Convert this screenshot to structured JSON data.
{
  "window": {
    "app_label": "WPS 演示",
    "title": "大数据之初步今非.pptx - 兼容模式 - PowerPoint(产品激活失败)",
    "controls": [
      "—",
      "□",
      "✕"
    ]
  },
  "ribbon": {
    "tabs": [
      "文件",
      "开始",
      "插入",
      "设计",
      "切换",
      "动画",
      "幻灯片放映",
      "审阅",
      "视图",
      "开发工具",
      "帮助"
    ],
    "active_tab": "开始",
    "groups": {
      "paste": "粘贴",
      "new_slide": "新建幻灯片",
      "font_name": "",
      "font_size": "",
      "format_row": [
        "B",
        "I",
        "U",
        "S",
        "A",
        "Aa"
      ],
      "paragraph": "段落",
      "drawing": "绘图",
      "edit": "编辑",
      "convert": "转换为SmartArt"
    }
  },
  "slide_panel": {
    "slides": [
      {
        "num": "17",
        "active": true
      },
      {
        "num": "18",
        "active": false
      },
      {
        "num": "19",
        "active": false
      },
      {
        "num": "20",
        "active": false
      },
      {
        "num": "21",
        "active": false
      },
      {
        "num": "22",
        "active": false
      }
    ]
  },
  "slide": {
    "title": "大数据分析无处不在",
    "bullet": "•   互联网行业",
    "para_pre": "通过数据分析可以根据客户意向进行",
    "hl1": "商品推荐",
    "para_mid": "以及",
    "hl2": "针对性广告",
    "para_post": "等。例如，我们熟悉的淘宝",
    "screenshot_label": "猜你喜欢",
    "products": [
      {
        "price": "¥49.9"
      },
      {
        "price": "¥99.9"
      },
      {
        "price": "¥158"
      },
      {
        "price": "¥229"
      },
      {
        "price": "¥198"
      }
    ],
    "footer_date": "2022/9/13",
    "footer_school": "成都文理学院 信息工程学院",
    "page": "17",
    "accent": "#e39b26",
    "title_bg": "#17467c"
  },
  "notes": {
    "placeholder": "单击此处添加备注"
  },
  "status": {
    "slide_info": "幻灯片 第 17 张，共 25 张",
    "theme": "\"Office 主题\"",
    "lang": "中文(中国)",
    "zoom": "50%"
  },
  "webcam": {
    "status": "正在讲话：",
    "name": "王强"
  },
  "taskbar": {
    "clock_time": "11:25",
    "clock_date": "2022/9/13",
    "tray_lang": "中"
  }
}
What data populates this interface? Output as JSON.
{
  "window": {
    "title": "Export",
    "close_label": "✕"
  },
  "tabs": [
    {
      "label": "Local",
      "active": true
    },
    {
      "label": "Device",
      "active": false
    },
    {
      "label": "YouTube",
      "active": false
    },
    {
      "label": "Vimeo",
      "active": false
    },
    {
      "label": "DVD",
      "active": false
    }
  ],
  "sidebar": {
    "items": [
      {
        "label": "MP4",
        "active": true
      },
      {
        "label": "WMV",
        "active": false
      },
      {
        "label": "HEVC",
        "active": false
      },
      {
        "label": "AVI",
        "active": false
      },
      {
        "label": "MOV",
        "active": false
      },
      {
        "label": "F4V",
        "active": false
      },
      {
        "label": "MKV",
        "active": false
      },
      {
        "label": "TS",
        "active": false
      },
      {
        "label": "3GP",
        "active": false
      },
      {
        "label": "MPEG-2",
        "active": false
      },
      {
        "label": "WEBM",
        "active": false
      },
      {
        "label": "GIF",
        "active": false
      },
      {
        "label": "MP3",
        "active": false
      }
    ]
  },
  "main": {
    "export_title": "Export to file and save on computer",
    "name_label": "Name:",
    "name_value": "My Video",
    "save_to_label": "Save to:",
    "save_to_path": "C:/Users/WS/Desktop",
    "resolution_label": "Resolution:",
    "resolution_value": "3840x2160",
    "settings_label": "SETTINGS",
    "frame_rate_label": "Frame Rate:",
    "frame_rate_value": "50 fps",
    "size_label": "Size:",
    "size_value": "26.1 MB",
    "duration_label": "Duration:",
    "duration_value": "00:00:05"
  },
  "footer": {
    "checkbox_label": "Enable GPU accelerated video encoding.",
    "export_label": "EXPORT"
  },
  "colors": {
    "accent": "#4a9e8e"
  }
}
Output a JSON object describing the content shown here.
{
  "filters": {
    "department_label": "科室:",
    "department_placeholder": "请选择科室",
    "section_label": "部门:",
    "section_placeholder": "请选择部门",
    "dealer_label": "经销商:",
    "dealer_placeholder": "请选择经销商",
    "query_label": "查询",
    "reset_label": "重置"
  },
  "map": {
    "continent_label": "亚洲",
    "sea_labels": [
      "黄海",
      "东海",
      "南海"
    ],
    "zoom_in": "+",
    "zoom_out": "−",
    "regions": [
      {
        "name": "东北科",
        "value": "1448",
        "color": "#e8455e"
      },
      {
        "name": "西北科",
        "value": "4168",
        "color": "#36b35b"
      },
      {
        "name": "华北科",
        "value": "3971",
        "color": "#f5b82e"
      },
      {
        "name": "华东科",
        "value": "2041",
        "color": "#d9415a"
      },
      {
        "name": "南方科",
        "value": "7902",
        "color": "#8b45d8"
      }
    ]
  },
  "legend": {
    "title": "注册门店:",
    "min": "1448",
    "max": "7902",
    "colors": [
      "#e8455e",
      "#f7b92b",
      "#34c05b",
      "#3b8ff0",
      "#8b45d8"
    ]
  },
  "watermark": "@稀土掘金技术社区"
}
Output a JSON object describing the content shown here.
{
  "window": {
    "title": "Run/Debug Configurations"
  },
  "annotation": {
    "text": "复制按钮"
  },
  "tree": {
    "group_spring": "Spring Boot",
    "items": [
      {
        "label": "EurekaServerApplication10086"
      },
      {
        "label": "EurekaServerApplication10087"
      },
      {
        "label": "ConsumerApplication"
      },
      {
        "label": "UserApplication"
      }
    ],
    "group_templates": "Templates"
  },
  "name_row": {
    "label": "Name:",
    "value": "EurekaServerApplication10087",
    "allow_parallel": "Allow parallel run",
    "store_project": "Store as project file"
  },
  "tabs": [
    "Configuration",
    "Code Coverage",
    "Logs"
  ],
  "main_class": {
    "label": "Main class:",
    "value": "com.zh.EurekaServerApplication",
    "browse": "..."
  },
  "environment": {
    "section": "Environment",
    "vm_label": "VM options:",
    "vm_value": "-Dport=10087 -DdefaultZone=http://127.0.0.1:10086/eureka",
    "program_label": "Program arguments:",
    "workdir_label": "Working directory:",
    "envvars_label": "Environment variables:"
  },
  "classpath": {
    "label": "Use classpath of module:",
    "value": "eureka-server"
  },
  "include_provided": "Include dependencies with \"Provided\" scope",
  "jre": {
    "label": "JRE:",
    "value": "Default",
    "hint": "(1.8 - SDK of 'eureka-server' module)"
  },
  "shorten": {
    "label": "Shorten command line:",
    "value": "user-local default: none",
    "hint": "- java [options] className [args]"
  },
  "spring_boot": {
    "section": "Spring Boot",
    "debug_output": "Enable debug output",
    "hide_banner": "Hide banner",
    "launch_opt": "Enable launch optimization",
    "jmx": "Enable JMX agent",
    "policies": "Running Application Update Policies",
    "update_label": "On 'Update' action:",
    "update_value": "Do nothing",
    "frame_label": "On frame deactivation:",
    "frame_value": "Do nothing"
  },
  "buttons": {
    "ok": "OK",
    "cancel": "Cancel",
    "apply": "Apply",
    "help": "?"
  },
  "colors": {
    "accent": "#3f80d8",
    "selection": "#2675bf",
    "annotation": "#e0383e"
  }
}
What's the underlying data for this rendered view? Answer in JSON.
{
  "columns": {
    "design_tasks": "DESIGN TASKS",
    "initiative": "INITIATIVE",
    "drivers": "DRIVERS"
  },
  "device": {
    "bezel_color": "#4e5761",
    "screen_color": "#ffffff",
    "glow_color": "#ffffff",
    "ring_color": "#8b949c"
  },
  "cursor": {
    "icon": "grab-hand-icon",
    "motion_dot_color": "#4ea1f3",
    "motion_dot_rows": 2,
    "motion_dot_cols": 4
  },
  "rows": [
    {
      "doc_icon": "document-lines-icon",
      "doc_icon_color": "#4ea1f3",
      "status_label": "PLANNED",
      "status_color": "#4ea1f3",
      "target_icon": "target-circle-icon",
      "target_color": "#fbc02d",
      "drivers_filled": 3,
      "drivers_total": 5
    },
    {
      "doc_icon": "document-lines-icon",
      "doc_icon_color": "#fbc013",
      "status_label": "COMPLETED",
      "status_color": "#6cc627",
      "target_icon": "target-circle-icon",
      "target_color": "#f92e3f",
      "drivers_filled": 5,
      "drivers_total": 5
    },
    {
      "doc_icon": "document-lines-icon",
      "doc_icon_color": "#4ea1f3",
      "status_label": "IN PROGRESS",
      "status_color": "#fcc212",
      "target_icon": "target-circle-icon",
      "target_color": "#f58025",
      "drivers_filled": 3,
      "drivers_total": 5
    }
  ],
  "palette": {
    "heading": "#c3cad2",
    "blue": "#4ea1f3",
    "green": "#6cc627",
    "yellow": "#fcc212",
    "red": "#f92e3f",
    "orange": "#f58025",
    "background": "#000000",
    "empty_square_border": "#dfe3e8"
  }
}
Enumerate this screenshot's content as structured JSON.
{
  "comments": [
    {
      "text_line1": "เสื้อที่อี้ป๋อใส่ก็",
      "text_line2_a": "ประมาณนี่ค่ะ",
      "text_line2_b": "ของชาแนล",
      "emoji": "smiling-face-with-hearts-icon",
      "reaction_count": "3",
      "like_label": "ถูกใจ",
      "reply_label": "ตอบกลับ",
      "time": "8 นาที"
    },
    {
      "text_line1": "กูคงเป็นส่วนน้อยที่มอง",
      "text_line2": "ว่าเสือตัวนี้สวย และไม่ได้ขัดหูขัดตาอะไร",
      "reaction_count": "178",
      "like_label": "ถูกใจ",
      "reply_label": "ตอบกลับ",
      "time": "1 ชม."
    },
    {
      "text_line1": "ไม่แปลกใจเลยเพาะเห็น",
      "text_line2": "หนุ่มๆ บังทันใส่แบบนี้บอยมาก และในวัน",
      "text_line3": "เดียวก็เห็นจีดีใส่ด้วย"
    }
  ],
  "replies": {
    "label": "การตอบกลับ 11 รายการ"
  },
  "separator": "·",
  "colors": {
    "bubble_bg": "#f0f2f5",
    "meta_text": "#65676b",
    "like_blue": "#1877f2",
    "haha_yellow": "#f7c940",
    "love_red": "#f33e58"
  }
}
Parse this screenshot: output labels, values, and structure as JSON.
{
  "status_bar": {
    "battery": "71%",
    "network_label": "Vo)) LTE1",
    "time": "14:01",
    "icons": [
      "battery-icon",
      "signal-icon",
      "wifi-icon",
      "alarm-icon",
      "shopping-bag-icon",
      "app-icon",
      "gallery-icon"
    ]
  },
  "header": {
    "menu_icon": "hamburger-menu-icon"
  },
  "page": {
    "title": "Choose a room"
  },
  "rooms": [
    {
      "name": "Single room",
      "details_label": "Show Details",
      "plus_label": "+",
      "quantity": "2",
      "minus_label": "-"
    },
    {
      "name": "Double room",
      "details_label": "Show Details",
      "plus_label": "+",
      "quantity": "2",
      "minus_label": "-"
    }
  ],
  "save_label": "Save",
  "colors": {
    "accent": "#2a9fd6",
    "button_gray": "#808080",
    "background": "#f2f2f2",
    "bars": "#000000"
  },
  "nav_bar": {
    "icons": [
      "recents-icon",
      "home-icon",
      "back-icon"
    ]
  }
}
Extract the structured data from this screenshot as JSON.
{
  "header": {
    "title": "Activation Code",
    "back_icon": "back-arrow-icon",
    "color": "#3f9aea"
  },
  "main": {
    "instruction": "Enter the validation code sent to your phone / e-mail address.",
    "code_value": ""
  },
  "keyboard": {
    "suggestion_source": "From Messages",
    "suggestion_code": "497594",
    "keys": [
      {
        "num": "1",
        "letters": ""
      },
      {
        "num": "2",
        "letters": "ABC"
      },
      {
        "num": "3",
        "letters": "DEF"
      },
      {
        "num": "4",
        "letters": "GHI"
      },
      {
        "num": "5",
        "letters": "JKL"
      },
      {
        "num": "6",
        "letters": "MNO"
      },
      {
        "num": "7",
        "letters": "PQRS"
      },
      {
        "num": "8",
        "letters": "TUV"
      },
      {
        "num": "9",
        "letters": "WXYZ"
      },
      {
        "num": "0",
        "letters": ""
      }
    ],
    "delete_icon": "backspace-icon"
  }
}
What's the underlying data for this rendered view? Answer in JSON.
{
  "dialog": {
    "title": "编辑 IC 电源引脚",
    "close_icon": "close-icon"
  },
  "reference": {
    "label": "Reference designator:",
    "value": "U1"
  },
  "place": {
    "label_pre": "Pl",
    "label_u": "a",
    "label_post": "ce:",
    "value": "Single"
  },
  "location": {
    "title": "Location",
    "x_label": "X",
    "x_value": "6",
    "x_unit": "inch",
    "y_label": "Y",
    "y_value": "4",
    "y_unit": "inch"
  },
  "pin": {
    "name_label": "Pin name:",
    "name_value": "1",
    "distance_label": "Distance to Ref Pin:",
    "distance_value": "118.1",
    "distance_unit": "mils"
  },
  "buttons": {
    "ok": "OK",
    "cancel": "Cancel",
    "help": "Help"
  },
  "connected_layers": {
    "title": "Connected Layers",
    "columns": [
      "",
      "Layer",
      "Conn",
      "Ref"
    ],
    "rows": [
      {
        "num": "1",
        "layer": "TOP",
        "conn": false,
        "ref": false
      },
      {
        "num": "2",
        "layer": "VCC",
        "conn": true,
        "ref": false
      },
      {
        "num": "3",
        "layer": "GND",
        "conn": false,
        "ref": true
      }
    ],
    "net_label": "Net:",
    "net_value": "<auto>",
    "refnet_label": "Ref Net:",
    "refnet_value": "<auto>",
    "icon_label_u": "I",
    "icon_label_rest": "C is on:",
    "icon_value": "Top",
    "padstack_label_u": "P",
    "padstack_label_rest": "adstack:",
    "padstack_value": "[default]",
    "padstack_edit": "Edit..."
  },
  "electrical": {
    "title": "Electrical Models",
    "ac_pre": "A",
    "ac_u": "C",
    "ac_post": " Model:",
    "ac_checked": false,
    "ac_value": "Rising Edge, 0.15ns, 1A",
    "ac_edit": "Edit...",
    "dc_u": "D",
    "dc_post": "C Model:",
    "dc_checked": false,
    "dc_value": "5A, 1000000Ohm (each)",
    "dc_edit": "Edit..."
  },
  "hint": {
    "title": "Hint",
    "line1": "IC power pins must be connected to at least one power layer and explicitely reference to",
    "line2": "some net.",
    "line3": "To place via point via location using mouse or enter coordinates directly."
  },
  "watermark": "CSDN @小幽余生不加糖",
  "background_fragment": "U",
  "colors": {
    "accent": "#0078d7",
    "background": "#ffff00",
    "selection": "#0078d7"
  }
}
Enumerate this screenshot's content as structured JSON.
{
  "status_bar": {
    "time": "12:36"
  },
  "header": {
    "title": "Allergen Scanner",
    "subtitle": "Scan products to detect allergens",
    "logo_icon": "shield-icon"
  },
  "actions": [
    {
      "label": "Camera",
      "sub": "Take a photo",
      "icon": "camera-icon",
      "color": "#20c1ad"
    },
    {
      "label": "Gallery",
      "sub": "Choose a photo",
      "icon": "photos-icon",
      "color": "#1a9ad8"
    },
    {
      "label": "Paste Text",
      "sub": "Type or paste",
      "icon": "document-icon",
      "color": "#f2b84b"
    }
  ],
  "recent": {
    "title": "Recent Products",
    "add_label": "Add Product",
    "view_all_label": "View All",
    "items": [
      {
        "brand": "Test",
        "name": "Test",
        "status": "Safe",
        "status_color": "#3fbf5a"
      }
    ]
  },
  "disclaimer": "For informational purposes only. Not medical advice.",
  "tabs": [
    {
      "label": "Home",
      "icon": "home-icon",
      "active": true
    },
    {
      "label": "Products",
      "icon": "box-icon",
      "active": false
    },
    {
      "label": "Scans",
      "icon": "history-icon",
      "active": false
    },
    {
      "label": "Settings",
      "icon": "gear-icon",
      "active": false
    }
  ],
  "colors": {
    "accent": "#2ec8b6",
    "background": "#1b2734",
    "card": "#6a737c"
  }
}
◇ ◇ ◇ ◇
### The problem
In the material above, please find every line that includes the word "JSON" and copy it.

### Task output
Convert this screenshot to structured JSON data.
What data populates this interface? Output as JSON.
Output a JSON object describing the content shown here.
Output a JSON object describing the content shown here.
What's the underlying data for this rendered view? Answer in JSON.
Enumerate this screenshot's content as structured JSON.
Parse this screenshot: output labels, values, and structure as JSON.
Extract the structured data from this screenshot as JSON.
What's the underlying data for this rendered view? Answer in JSON.
Enumerate this screenshot's content as structured JSON.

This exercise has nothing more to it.